If you run a gym and you want to appeal to middle-aged women, explain that you provide a comfortable atmosphere where women dress to work out, not to impress others, and that your expert dietitians will help them develop an effective diet that fits their lifestyle. If your gym caters to young men, you would stress your trainers that work them to the max so they can quickly develop an impressive physique. Address the particular needs of the group you want to appeal to.
Don’t make vague, exaggerated claims. No one will buy it. Instead, use actual numbers or facts. To say you’re the quickest tailor in town doesn’t mean anything. But to say you get repairs done in 24 hours says a lot. It’s not enough to say, “We do quality auto tune ups.” It’s much better to say, “Our 24 point inspection process ensures you will drive away with confidence.”

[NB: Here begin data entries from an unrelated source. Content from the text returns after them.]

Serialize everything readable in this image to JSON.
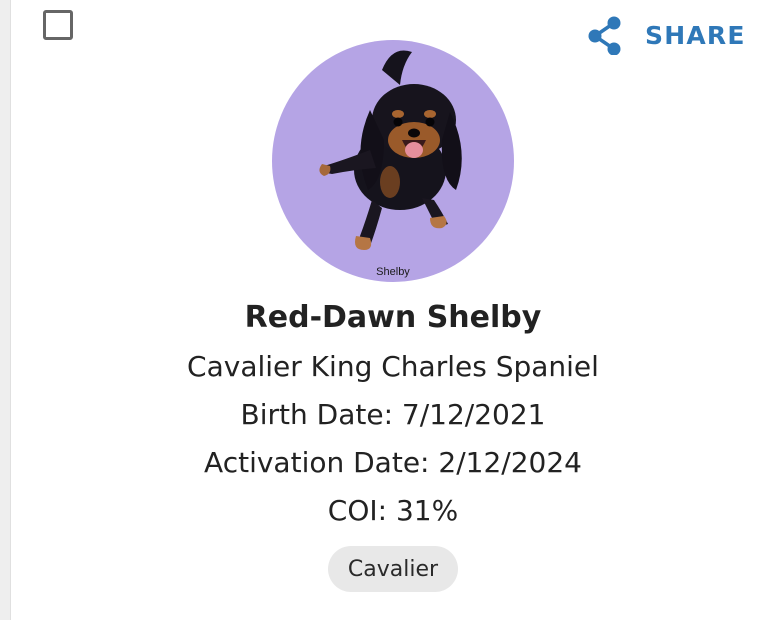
{
  "card": {
    "share_label": "SHARE",
    "avatar_caption": "Shelby",
    "name": "Red-Dawn Shelby",
    "breed": "Cavalier King Charles Spaniel",
    "birth_date": "Birth Date: 7/12/2021",
    "activation_date": "Activation Date: 2/12/2024",
    "coi": "COI: 31%",
    "tag": "Cavalier"
  },
  "colors": {
    "accent": "#2f78b8",
    "avatar_background": "#b5a4e5",
    "chip_background": "#e8e8e8",
    "text": "#222222"
  },
  "icons": {
    "share": "share-icon",
    "checkbox": "checkbox-unchecked"
  }
}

Maybe you know that you charge more than other businesses like yours, but there are reasons for it. You use better quality parts. You give more individual service. Don’t sweep the objections under the rug. Turn them to your advantage. “Yes, we’re a little more expensive than our competition, and here’s why . . .” Then explain why you have to charge more, and that in the long run they’re actually getting a bargain.
Throw in a few technical details:

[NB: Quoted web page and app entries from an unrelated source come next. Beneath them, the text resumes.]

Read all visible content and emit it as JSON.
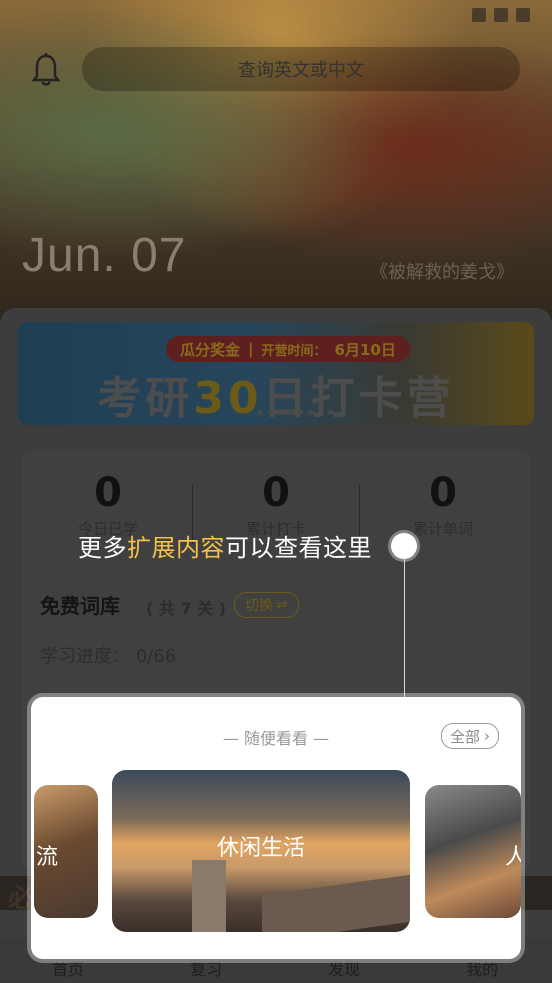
{
  "header": {
    "search_placeholder": "查询英文或中文",
    "date": "Jun. 07",
    "movie_title": "《被解救的姜戈》"
  },
  "banner": {
    "pill_bonus": "瓜分奖金",
    "pill_divider": "|",
    "pill_time_label": "开营时间：",
    "pill_time_value": "6月10日",
    "title_part1": "考研",
    "title_highlight": "30",
    "title_part2": "日打卡营"
  },
  "stats": [
    {
      "value": "0",
      "label": "今日已学"
    },
    {
      "value": "0",
      "label": "累计打卡"
    },
    {
      "value": "0",
      "label": "累计单词"
    }
  ],
  "library": {
    "title": "免费词库",
    "count": "( 共 7 关 )",
    "switch_label": "切换",
    "progress": "学习进度：  0/66"
  },
  "tabs": [
    "首页",
    "复习",
    "发现",
    "我的"
  ],
  "strip_text": "必",
  "guide": {
    "text_before": "更多",
    "text_highlight": "扩展内容",
    "text_after": "可以查看这里"
  },
  "panel": {
    "heading": "— 随便看看 —",
    "all_label": "全部",
    "cards": [
      {
        "title": "流"
      },
      {
        "title": "休闲生活"
      },
      {
        "title": "人"
      }
    ]
  },
  "colors": {
    "accent": "#f2c24a",
    "overlay": "#3d3d3d",
    "panel_bg": "#ffffff"
  }
}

Don’t bore people with statistics, but throwing in a few details here and there that show what makes you stand out can really give you gravitas. “Our hand-tooled leather goes through a 56-step process that makes it really stand up to the elements.” “Our diet supplement boosts weight loss by 83%.” “65% of physicians who tried it recommend our natural sleep aid to their patients.” “Our motor oil keeps your engine 79% cleaner than the next leading brand.”
Put attention on each part of your sales piece:
Each part of your sales piece has a job to do. Make sure it does what it’s supposed to.
The first thing readers see is the headline, so make sure it’s a great one. It should be intriguing, carry a promise, present a problem that you will resolve – and most of all, capture readers’ attention. Work hard to create a headline you think will work, and then test it, show it to others, get feedback. Look at headlines on direct mail pieces you receive in the mail and get ideas from them.
Then there’s the body copy. Use short, punchy sentences that convey a quick message. Even sentence fragments. But vary with longer sentences to keep the copy interesting. Use wordplay and repetition to a degree. “Free Fries Friday.” “Don’t miss out or we’ll miss you.” But don’t overdo it. Remember, you want attention on the message, not the copy.
Tell stories. Nobody cares that you use quality materials, but they might care that “we personally visited 12 factories across the country to find the one that provided the best value for your money.”
Use testimonials. Nothing builds confidence like statements from others who have used the product or service and liked it.
And finally, the most important part is a clear call to action. Don’t be mealy-mouthed about what you want people to do. Don’t apologize or back into it. Don’t say, “If you think you might like to try our product, consider clicking this link.” Instead say, “Click this link to order NOW.”
And create a sense of urgency to act now. “This special offer will only be available for 30 days.” “Quantities are limited. Act now!”
It’s An Art!
Copywriters will tell you that writing copy that gets people to act is a real art. And the rules aren’t completely clear. Some of the best ad campaigns ever worked because they were innovative and did things nobody thought of before.
Some methods work with some products, but not with others. Some methods that work great when they’re first tried, quickly grow old and stop working.
So the key to having sales pieces that continue to work is to keep testing them. Vary headlines. Vary offers. In the end, the true measure of a sales piece’s value is how many people respond to it by doing what you asked them to do.